* INSTRUCTIONS TO FOLLOW *
Every entry, from first to last, must be written out exactly.

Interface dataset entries
—————

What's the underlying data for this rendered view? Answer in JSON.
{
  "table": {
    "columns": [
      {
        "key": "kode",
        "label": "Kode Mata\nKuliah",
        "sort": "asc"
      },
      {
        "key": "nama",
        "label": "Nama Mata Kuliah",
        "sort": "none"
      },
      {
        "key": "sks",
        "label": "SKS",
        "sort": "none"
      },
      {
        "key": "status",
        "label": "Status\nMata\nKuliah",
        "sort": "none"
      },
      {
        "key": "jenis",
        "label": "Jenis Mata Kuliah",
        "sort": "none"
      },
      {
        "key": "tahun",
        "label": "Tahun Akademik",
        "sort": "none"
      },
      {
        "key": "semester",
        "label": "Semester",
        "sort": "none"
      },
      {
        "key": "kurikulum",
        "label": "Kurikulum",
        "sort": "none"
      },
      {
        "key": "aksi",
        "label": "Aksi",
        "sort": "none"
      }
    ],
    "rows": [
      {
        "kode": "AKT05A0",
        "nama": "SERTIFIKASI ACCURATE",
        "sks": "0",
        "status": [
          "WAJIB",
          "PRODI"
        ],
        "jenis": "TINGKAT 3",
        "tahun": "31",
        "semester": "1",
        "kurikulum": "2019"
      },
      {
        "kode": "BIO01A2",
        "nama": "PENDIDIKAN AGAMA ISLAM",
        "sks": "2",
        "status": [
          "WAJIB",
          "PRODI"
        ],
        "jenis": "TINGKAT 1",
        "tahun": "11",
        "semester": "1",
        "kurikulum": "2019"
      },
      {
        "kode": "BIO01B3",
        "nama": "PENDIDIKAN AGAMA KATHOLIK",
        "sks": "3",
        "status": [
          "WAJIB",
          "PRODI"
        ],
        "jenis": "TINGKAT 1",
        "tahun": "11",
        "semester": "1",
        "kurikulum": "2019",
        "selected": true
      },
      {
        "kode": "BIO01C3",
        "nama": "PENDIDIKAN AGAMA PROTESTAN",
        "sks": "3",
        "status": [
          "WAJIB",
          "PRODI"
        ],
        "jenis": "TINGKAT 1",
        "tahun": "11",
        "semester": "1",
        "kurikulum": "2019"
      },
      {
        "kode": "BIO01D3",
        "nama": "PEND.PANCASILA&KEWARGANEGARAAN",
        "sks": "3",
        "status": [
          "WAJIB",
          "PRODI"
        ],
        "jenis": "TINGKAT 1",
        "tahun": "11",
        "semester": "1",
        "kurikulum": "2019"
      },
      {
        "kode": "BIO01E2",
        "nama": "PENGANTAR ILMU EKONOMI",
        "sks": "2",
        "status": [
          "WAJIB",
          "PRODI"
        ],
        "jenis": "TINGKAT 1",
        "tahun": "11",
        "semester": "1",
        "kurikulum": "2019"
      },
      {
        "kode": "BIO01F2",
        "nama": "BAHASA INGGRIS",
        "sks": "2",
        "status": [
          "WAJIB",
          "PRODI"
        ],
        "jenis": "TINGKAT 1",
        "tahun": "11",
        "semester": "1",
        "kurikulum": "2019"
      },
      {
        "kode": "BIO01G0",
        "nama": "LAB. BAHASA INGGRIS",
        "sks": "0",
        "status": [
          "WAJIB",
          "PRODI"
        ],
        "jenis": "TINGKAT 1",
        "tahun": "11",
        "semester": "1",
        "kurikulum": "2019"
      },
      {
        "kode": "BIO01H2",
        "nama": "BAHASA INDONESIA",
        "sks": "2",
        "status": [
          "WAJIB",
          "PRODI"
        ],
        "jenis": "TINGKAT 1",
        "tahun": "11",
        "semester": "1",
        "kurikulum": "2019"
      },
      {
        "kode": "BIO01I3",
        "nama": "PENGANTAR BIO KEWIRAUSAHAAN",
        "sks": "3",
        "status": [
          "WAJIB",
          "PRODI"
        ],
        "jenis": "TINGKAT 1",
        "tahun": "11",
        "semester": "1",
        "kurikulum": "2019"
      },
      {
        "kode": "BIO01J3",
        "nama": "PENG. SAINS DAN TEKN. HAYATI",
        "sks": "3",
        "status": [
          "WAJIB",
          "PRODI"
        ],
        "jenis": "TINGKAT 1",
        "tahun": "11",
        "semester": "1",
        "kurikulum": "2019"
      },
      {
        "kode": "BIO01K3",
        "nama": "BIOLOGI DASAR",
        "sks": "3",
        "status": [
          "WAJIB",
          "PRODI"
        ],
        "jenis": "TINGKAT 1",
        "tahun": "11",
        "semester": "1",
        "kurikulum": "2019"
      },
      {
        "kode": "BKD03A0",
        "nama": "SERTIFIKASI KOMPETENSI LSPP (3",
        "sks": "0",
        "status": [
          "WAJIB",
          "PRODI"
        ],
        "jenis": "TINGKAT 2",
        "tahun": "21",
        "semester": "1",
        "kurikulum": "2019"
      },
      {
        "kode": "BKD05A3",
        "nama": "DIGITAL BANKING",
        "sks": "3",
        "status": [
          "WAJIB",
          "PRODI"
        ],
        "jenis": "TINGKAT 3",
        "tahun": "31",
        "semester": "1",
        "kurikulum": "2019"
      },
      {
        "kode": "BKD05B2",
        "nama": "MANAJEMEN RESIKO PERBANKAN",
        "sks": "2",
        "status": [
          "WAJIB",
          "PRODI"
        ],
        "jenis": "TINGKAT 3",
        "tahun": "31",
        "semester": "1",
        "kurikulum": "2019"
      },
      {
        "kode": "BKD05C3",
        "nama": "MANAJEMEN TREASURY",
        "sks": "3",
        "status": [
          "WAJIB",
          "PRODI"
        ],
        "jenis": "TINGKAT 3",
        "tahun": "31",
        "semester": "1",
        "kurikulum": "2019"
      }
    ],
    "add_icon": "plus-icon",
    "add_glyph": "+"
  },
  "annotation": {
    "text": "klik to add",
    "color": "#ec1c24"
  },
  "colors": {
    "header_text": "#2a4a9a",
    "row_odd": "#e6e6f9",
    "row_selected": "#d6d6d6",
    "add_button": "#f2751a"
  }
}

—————

* SOLUTION TO THIS EXERCISE *
What's the underlying data for this rendered view? Answer in JSON.
{
  "table": {
    "columns": [
      {
        "key": "kode",
        "label": "Kode Mata\nKuliah",
        "sort": "asc"
      },
      {
        "key": "nama",
        "label": "Nama Mata Kuliah",
        "sort": "none"
      },
      {
        "key": "sks",
        "label": "SKS",
        "sort": "none"
      },
      {
        "key": "status",
        "label": "Status\nMata\nKuliah",
        "sort": "none"
      },
      {
        "key": "jenis",
        "label": "Jenis Mata Kuliah",
        "sort": "none"
      },
      {
        "key": "tahun",
        "label": "Tahun Akademik",
        "sort": "none"
      },
      {
        "key": "semester",
        "label": "Semester",
        "sort": "none"
      },
      {
        "key": "kurikulum",
        "label": "Kurikulum",
        "sort": "none"
      },
      {
        "key": "aksi",
        "label": "Aksi",
        "sort": "none"
      }
    ],
    "rows": [
      {
        "kode": "AKT05A0",
        "nama": "SERTIFIKASI ACCURATE",
        "sks": "0",
        "status": [
          "WAJIB",
          "PRODI"
        ],
        "jenis": "TINGKAT 3",
        "tahun": "31",
        "semester": "1",
        "kurikulum": "2019"
      },
      {
        "kode": "BIO01A2",
        "nama": "PENDIDIKAN AGAMA ISLAM",
        "sks": "2",
        "status": [
          "WAJIB",
          "PRODI"
        ],
        "jenis": "TINGKAT 1",
        "tahun": "11",
        "semester": "1",
        "kurikulum": "2019"
      },
      {
        "kode": "BIO01B3",
        "nama": "PENDIDIKAN AGAMA KATHOLIK",
        "sks": "3",
        "status": [
          "WAJIB",
          "PRODI"
        ],
        "jenis": "TINGKAT 1",
        "tahun": "11",
        "semester": "1",
        "kurikulum": "2019",
        "selected": true
      },
      {
        "kode": "BIO01C3",
        "nama": "PENDIDIKAN AGAMA PROTESTAN",
        "sks": "3",
        "status": [
          "WAJIB",
          "PRODI"
        ],
        "jenis": "TINGKAT 1",
        "tahun": "11",
        "semester": "1",
        "kurikulum": "2019"
      },
      {
        "kode": "BIO01D3",
        "nama": "PEND.PANCASILA&KEWARGANEGARAAN",
        "sks": "3",
        "status": [
          "WAJIB",
          "PRODI"
        ],
        "jenis": "TINGKAT 1",
        "tahun": "11",
        "semester": "1",
        "kurikulum": "2019"
      },
      {
        "kode": "BIO01E2",
        "nama": "PENGANTAR ILMU EKONOMI",
        "sks": "2",
        "status": [
          "WAJIB",
          "PRODI"
        ],
        "jenis": "TINGKAT 1",
        "tahun": "11",
        "semester": "1",
        "kurikulum": "2019"
      },
      {
        "kode": "BIO01F2",
        "nama": "BAHASA INGGRIS",
        "sks": "2",
        "status": [
          "WAJIB",
          "PRODI"
        ],
        "jenis": "TINGKAT 1",
        "tahun": "11",
        "semester": "1",
        "kurikulum": "2019"
      },
      {
        "kode": "BIO01G0",
        "nama": "LAB. BAHASA INGGRIS",
        "sks": "0",
        "status": [
          "WAJIB",
          "PRODI"
        ],
        "jenis": "TINGKAT 1",
        "tahun": "11",
        "semester": "1",
        "kurikulum": "2019"
      },
      {
        "kode": "BIO01H2",
        "nama": "BAHASA INDONESIA",
        "sks": "2",
        "status": [
          "WAJIB",
          "PRODI"
        ],
        "jenis": "TINGKAT 1",
        "tahun": "11",
        "semester": "1",
        "kurikulum": "2019"
      },
      {
        "kode": "BIO01I3",
        "nama": "PENGANTAR BIO KEWIRAUSAHAAN",
        "sks": "3",
        "status": [
          "WAJIB",
          "PRODI"
        ],
        "jenis": "TINGKAT 1",
        "tahun": "11",
        "semester": "1",
        "kurikulum": "2019"
      },
      {
        "kode": "BIO01J3",
        "nama": "PENG. SAINS DAN TEKN. HAYATI",
        "sks": "3",
        "status": [
          "WAJIB",
          "PRODI"
        ],
        "jenis": "TINGKAT 1",
        "tahun": "11",
        "semester": "1",
        "kurikulum": "2019"
      },
      {
        "kode": "BIO01K3",
        "nama": "BIOLOGI DASAR",
        "sks": "3",
        "status": [
          "WAJIB",
          "PRODI"
        ],
        "jenis": "TINGKAT 1",
        "tahun": "11",
        "semester": "1",
        "kurikulum": "2019"
      },
      {
        "kode": "BKD03A0",
        "nama": "SERTIFIKASI KOMPETENSI LSPP (3",
        "sks": "0",
        "status": [
          "WAJIB",
          "PRODI"
        ],
        "jenis": "TINGKAT 2",
        "tahun": "21",
        "semester": "1",
        "kurikulum": "2019"
      },
      {
        "kode": "BKD05A3",
        "nama": "DIGITAL BANKING",
        "sks": "3",
        "status": [
          "WAJIB",
          "PRODI"
        ],
        "jenis": "TINGKAT 3",
        "tahun": "31",
        "semester": "1",
        "kurikulum": "2019"
      },
      {
        "kode": "BKD05B2",
        "nama": "MANAJEMEN RESIKO PERBANKAN",
        "sks": "2",
        "status": [
          "WAJIB",
          "PRODI"
        ],
        "jenis": "TINGKAT 3",
        "tahun": "31",
        "semester": "1",
        "kurikulum": "2019"
      },
      {
        "kode": "BKD05C3",
        "nama": "MANAJEMEN TREASURY",
        "sks": "3",
        "status": [
          "WAJIB",
          "PRODI"
        ],
        "jenis": "TINGKAT 3",
        "tahun": "31",
        "semester": "1",
        "kurikulum": "2019"
      }
    ],
    "add_icon": "plus-icon",
    "add_glyph": "+"
  },
  "annotation": {
    "text": "klik to add",
    "color": "#ec1c24"
  },
  "colors": {
    "header_text": "#2a4a9a",
    "row_odd": "#e6e6f9",
    "row_selected": "#d6d6d6",
    "add_button": "#f2751a"
  }
}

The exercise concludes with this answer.